How To Make Working From Home Work For Your Business


Working from home has become increasingly commonplace, but nobody could have predicted that in March 2020, the majority of the world’s office-based staff would relocate due to a global health crisis. For businesses all over the world, adapting to working from home has been a rapid process, which might not have been seamless or simple as a result of the unprecedented situation we find ourselves in. If you’re running a business, and your employees are now based at home, here are some tips to make working from home work for you. 


Opening channels of communication

When you work in an office, you have all kinds of communication channels and methods open to you. Moving to a home office or a table in the kitchen might not be ideal when it comes to organizing meetings or scheduling group briefings, but there are ways of staying in touch that don’t involve face-to-face contact. Thanks to incredible advances in technology, it’s possible to stay connected wherever you are in the world. Apps and video conferencing programs enable teams to set up virtual meetings, and you can also contact colleagues and clients via video calls, instant messaging and emails. Your website can also act as a portal for responding to comments and feedback, and you can use Internet-based calls systems to save money on smartphone bills. If you have a VOIP system, for example, you can work remotely without incurring additional call charges. If you’re used to face-to-face meetings, it might take a little while to adjust to seeing faces on screens, but once your employees are set up at home, you should be able to work through tasks and catch up on developments, news or changes to projects or policies with minimal effort. 



Finding alternative ways to manage calls and queries

A global lockdown doesn’t have to mean that your business misses out on the opportunity to contact clients and to attract new business. If you’re worried about missing calls or being unable to stay in touch with customers, adapt the way you work. Use online communications channels and get a virtual receptionist. If you can’t man a reception desk at the moment, this is an efficient, affordable way of ensuring calls are answered, appointments are made and orders are processed. With online programs, interactive features and virtual services, your business can effectively open 24-hours-a-day.


If you tend to meet with clients on a regular basis, it’s wise to contact them and let them know that you’ll be getting in touch via telephone or video call or through social media or email in the coming weeks and months. This will ensure that they understand the situation and that they are able to contact you if they have queries or questions. 


Providing guidance for employees
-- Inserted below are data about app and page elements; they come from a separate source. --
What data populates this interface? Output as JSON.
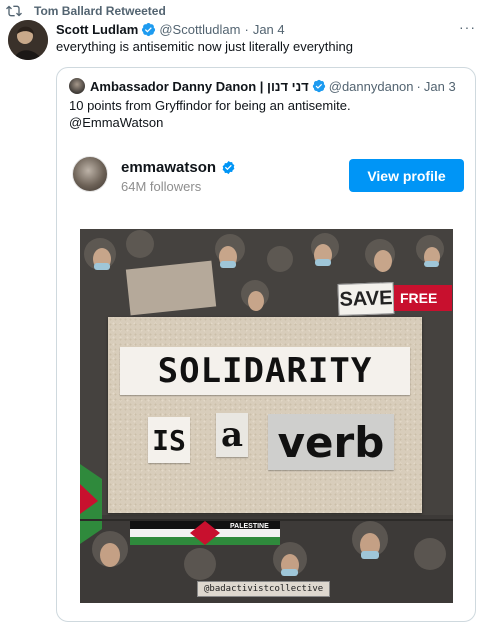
{
  "retweet": {
    "label": "Tom Ballard Retweeted"
  },
  "tweet": {
    "display_name": "Scott Ludlam",
    "handle": "@Scottludlam",
    "separator": "·",
    "date": "Jan 4",
    "text": "everything is antisemitic now just literally everything",
    "more": "···"
  },
  "quote": {
    "display_name": "Ambassador Danny Danon | דני דנון",
    "handle": "@dannydanon",
    "separator": "·",
    "date": "Jan 3",
    "text_line1": "10 points from Gryffindor for being an antisemite.",
    "text_line2": "@EmmaWatson"
  },
  "instagram": {
    "username": "emmawatson",
    "followers": "64M followers",
    "view_profile_label": "View profile"
  },
  "post_image": {
    "headline_word1": "SOLIDARITY",
    "word_is": "IS",
    "word_a": "a",
    "word_verb": "verb",
    "sign_save": "SAVE",
    "sign_free": "FREE",
    "banner_text": "PALESTINE",
    "watermark": "@badactivistcollective"
  },
  "colors": {
    "verified_blue": "#1d9bf0",
    "instagram_button": "#0095f6",
    "secondary_text": "#536471"
  }
}
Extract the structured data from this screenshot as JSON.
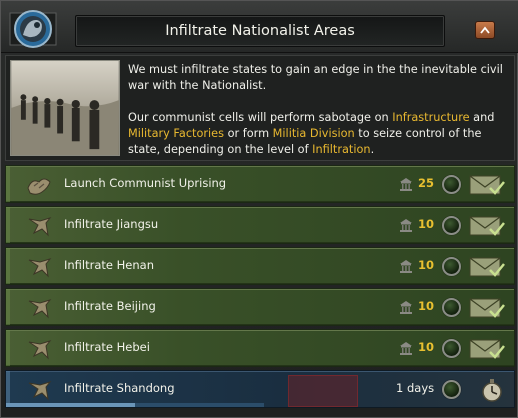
{
  "panel": {
    "title": "Infiltrate Nationalist Areas",
    "description": {
      "p1": "We must infiltrate states to gain an edge in the the inevitable civil war with the Nationalist.",
      "p2_a": "Our communist cells will perform sabotage on ",
      "p2_infrastructure": "Infrastructure",
      "p2_b": " and ",
      "p2_military": "Military Factories",
      "p2_c": " or form ",
      "p2_militia": "Militia Division",
      "p2_d": " to seize control of the state, depending on the level of ",
      "p2_infiltration": "Infiltration",
      "p2_e": "."
    }
  },
  "colors": {
    "highlight": "#e8b830",
    "row_green": "#395028",
    "row_active_blue": "#1a2e40",
    "cost_gold": "#e8c030"
  },
  "decisions": [
    {
      "label": "Launch Communist Uprising",
      "cost": "25",
      "icon": "uprising-icon",
      "action_icon": "envelope-check-icon"
    },
    {
      "label": "Infiltrate Jiangsu",
      "cost": "10",
      "icon": "infiltrate-icon",
      "action_icon": "envelope-check-icon"
    },
    {
      "label": "Infiltrate Henan",
      "cost": "10",
      "icon": "infiltrate-icon",
      "action_icon": "envelope-check-icon"
    },
    {
      "label": "Infiltrate Beijing",
      "cost": "10",
      "icon": "infiltrate-icon",
      "action_icon": "envelope-check-icon"
    },
    {
      "label": "Infiltrate Hebei",
      "cost": "10",
      "icon": "infiltrate-icon",
      "action_icon": "envelope-check-icon"
    }
  ],
  "active_decision": {
    "label": "Infiltrate Shandong",
    "remaining": "1 days",
    "progress": 0.5,
    "icon": "infiltrate-icon",
    "action_icon": "stopwatch-icon"
  }
}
Some people are used to working from home and others take to it like a duck to water, but for some, it can be a difficult transition. There are distractions at home that don’t exist in an office environment, and it can be challenging to get into a routine when there are no set rules related to working hours. If you have employees that are not used to working from home, it’s beneficial to send out some guidelines and tips that might help to adapt quicker. You can provide links to useful, informative articles and encourage a collective routine, which is similar to the setup in the office. Organizing meetings for 9am, for example, and setting a cut-off point for sending emails at 4.30pm will help people to plan their day and establish a healthy work-life balance.
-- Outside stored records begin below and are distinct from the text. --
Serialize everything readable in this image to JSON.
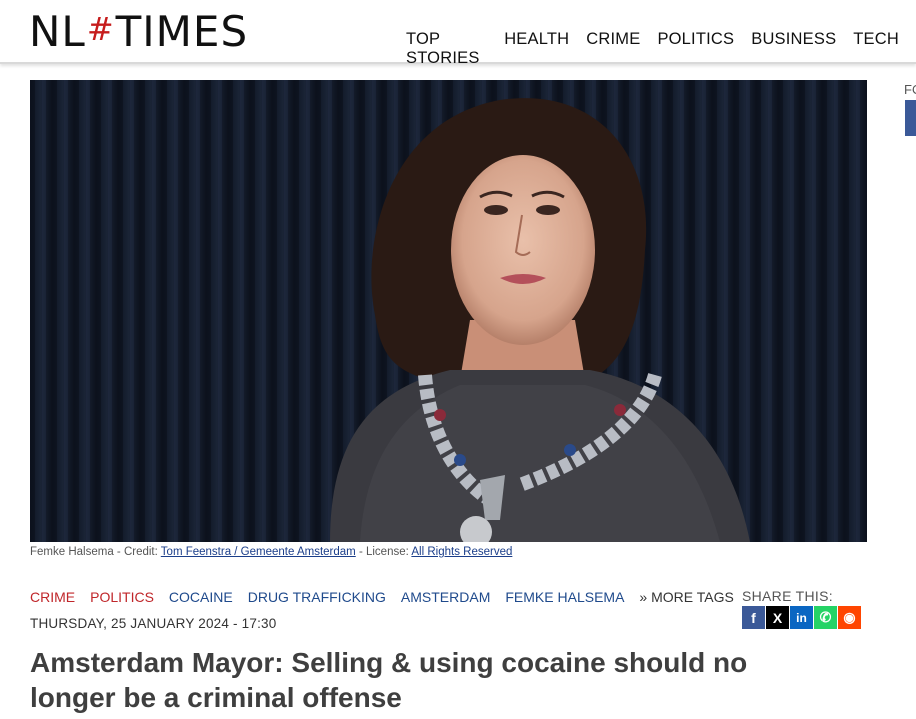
{
  "header": {
    "logo_left": "NL",
    "logo_hash": "#",
    "logo_right": "TIMES",
    "nav": [
      "TOP STORIES",
      "HEALTH",
      "CRIME",
      "POLITICS",
      "BUSINESS",
      "TECH"
    ]
  },
  "caption": {
    "person": "Femke Halsema",
    "credit_prefix": " - Credit: ",
    "credit_link": "Tom Feenstra / Gemeente Amsterdam",
    "license_prefix": " - License: ",
    "license_link": "All Rights Reserved"
  },
  "article": {
    "tags": [
      {
        "label": "CRIME",
        "color": "#c0262a"
      },
      {
        "label": "POLITICS",
        "color": "#c0262a"
      },
      {
        "label": "COCAINE",
        "color": "#1f4a8c"
      },
      {
        "label": "DRUG TRAFFICKING",
        "color": "#1f4a8c"
      },
      {
        "label": "AMSTERDAM",
        "color": "#1f4a8c"
      },
      {
        "label": "FEMKE HALSEMA",
        "color": "#1f4a8c"
      }
    ],
    "more_tags": "» MORE TAGS",
    "date": "THURSDAY, 25 JANUARY 2024 - 17:30",
    "title": "Amsterdam Mayor: Selling & using cocaine should no longer be a criminal offense"
  },
  "share": {
    "label": "SHARE THIS:",
    "buttons": [
      {
        "icon": "facebook-icon",
        "glyph": "f",
        "color": "#3b5998"
      },
      {
        "icon": "x-icon",
        "glyph": "X",
        "color": "#000000"
      },
      {
        "icon": "linkedin-icon",
        "glyph": "in",
        "color": "#0a66c2"
      },
      {
        "icon": "whatsapp-icon",
        "glyph": "✆",
        "color": "#25d366"
      },
      {
        "icon": "reddit-icon",
        "glyph": "◉",
        "color": "#ff4500"
      }
    ]
  },
  "sidebar": {
    "label": "FO"
  }
}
Answering questions and clearing up queries

A lack of clarity is one of the most significant barriers to productivity. If you have a question at the office, you can pop and see your boss or line manager or ask your colleague at the desk next door. When you’re at home, and you have a problem, you might find it more difficult to get an answer, but this shouldn’t be the case. As a business owner, make it your mission to ensure every employee has access to a simple, easy-to-use communications system. Specify a preferred line of contact if you handle queries directly, or encourage your senior members of staff to liaise with the employees they manage. Every individual should know what number to call or who to chat to online if they have a query that is preventing them from getting on with a task. Instant messaging can be hugely beneficial in this scenario, as you can chat to several people at the same time, and you can see the entire conversation in one window. Email is a fast communication platform, but it’s often easier to talk online than opening several different messages with a host of employees copied in. 



Promoting your business online

Working from home might not allow you to meet with clients, but that doesn’t mean that you can’t continue to promote your business. At a time when people have more free time and screen time is likely to increase significantly, consider other ways to market your brand and sell your products and services. Make sure your website is up to scratch, connect with customers via social media and email, and focus on products or services that are likely to be beneficial to consumers at the moment. Demand for many products has fallen recently, but other items are selling like hotcakes. Up-sell those products and consider diversifying your product line or the range of services you offer to cater to the changing needs of customers. 


Many business owners have told their employees to stay at home until further notice. Times are tough at the moment, but there are ways of making working from home work for you. Prioritize online communications, organize regular meetings and encourage your employees to keep in touch. Contact clients online and make use of video calling technology and ensure they are aware of changes that affect them. Use virtual services to ensure you don’t miss calls and promote your business via online channels and digital marketing methods.